 Below: Normal alignment and compensating for obstruction.

The tie bar is flattened 0.5mm wire loosely held in the axle box frame to allow independent compensation of fore and aft wheels.

Rivets and Coupling

And so to rivet counting, or how to make them. I tried several "fluids' and found the acrylic matte medium gave the best result (yet another use for this versatile substance). Poke a cocktail stick into the medium to pick some up. Offer the stick vertically to the model and twist about half a turn,  lift off to leave a nice round deposit.
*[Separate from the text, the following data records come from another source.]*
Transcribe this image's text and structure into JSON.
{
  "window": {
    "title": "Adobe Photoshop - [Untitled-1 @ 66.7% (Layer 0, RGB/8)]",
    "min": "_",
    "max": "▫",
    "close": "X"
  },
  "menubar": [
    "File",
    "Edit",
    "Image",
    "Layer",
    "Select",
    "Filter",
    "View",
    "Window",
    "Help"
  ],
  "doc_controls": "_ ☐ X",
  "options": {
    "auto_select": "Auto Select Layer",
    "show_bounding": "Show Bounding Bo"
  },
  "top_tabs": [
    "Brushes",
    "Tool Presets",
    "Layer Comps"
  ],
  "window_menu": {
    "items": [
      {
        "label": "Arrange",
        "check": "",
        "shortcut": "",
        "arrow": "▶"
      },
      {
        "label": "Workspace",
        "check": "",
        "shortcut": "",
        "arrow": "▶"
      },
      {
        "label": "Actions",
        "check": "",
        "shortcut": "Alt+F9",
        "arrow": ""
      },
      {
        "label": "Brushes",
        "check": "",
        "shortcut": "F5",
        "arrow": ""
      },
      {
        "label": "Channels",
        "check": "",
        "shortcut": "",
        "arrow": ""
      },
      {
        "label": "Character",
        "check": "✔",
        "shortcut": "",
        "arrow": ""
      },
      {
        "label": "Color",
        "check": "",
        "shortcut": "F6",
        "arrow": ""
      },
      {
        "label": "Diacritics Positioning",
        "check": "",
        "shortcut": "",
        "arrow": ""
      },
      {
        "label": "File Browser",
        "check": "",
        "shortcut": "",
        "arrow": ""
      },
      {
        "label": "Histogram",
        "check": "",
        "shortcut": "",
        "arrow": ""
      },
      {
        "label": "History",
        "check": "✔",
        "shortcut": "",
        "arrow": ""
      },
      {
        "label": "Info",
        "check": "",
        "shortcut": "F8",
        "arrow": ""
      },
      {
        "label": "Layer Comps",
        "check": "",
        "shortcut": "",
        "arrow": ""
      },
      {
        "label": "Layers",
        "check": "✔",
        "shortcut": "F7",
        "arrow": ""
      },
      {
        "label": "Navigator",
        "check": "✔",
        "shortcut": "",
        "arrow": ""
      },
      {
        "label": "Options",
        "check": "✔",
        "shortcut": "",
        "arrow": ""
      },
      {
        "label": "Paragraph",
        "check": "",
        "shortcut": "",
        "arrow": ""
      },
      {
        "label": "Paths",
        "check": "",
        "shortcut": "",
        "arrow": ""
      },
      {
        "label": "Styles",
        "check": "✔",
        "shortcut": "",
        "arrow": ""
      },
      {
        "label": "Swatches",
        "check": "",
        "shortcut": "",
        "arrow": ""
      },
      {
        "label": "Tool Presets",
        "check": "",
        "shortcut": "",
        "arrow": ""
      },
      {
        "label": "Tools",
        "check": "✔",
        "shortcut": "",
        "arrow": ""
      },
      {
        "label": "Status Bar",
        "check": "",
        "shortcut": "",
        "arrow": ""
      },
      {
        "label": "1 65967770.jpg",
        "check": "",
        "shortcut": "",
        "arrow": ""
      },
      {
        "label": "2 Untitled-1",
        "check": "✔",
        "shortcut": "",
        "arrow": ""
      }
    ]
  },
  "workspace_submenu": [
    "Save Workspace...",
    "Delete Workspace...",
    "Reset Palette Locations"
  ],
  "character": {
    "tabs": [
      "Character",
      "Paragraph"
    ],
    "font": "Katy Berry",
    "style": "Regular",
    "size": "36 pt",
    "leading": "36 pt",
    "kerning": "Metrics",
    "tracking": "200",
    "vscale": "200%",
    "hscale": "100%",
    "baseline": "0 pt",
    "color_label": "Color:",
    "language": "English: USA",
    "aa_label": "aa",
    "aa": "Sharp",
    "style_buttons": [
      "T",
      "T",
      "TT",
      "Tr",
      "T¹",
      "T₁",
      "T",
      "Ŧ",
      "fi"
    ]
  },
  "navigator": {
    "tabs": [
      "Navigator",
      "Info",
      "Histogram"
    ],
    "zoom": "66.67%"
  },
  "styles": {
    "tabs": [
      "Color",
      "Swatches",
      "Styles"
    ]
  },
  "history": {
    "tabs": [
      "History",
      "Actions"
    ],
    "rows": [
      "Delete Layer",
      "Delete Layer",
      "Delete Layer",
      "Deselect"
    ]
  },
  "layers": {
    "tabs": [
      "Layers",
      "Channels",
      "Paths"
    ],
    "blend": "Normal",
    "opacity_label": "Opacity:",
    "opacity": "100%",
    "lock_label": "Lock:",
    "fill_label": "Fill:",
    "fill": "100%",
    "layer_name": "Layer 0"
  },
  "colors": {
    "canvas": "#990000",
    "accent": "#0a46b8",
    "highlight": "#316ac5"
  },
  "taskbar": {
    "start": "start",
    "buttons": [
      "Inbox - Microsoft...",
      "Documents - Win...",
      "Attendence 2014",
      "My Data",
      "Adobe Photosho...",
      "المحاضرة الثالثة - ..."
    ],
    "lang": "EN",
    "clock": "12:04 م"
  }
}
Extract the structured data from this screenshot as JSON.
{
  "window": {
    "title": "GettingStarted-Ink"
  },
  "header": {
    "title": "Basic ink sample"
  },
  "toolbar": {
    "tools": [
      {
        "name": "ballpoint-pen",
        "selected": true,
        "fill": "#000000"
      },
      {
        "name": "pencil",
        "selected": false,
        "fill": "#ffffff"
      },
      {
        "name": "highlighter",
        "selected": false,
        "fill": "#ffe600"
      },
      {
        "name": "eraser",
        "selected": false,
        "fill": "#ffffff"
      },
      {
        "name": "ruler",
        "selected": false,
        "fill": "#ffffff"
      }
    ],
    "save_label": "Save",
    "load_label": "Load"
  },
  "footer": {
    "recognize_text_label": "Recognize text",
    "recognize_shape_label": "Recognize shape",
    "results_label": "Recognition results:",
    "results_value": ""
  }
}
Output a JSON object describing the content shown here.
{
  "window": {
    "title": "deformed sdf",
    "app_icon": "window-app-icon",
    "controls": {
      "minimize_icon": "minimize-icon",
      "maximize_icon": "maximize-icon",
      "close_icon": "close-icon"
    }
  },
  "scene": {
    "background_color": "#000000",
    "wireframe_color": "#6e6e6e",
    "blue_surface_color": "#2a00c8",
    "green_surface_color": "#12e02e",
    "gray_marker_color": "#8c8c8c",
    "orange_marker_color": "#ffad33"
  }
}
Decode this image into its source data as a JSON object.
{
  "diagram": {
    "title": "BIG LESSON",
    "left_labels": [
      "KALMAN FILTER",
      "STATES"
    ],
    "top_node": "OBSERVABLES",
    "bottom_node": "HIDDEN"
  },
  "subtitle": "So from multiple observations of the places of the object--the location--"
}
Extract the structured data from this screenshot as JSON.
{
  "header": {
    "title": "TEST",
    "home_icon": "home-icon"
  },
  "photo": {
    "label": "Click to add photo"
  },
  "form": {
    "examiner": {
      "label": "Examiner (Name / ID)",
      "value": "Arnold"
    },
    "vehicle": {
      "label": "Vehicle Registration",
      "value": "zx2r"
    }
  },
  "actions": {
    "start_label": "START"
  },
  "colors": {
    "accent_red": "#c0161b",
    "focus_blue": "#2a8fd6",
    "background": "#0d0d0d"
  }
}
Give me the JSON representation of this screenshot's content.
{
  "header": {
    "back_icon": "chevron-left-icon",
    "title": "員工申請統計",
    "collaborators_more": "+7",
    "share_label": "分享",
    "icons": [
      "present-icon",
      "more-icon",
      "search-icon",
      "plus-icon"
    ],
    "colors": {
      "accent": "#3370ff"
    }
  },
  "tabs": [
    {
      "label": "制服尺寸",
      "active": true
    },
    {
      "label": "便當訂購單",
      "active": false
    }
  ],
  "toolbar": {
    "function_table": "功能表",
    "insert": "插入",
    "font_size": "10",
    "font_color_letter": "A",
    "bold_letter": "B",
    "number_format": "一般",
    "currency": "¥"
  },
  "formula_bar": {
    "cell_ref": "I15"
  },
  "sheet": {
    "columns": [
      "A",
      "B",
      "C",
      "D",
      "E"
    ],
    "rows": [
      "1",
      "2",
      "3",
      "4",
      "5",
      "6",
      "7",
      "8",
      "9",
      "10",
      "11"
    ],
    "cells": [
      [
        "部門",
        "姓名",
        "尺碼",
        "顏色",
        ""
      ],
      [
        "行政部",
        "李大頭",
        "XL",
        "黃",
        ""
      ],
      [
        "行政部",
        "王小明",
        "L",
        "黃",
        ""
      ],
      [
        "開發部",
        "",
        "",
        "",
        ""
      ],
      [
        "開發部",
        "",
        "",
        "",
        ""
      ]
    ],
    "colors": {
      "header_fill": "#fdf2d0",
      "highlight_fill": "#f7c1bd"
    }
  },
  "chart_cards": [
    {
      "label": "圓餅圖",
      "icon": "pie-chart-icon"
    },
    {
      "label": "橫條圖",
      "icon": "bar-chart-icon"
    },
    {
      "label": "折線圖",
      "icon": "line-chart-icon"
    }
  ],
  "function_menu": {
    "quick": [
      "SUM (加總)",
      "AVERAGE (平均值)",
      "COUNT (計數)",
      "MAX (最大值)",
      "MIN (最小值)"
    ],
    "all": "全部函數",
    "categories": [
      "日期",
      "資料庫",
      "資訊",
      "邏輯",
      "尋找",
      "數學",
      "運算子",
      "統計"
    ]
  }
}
Each link of the 3-link coupling was made by wrapping 1mm wire several times around a rectangular bar and then cutting along the set with a razor saw. The coupling hook is a spare from a proprietary chassis kit (presented in next posting). 

I am not sure if I will get on with this authentic wagon coupling method and will need to devise a shunting pole for easy of manipulating the couplings. If that becomes too difficult/tedious I may install the Alex Jackson coupling method across all the rolling stock.

By the way, angle brackets less than 0.5mm thick, like those on the wooden end panel, were made up from thin card and after applying to the model, coated in cyanoacrylate glue to stiffen the pliable card.

Hut Cradle

There is speculation from an obscure photograph that cement bags were used to protect the corners of the concrete huts from the cradle compression. I choose 'Blue Circle' bags and applied the logo that was in use before 1967.
Cost

I suppose I should talk about the cost to make the wagon since 0 gauge proprietary products are notoriously expensive.


Plastic: £0.62
Peco wheel set: £8.03 (discounted RRP)
Extras: pennies

Total: Less than £9.

If such an 0 gauge wagon was available RTR from the trade then probably around £50 or in kit form £35.

What I have not accounted for is the hours and hours gone into the design and build of my model and the overhead costs. Perhaps that can be negated by the pleasure derived from the hobby.

Mistakes

The width of the wagon is about 1.5mm too wide because I used the dimension from the outside of the (unfitted) side doors instead of the inside.

The brake lever is partially on instead of fully off for a moving vehicle.

References

Concrete PW Huts: The Model Railway Journal #62
Non Hoppered Steel Ballast Wagons: Model Railway Constructor, December 1984
Compensation for 0 Gauge Wagons: Railway Modeller: June 1984
Paul Bartlett's Photographs.

Postscript

When I get around to a making a model railway layout I have a vision of some prepared ground with a couple of workers peering into the distance awaiting  arrival of the huts. And when they do arrive they will still be peering into the distance awaiting arrival of a travelling crane to lift and position the huts, which may never arrive!

Next up is a Mineral Wagon.

No comments:

Post a Comment

Related Posts Plugin for WordPress, Blogger...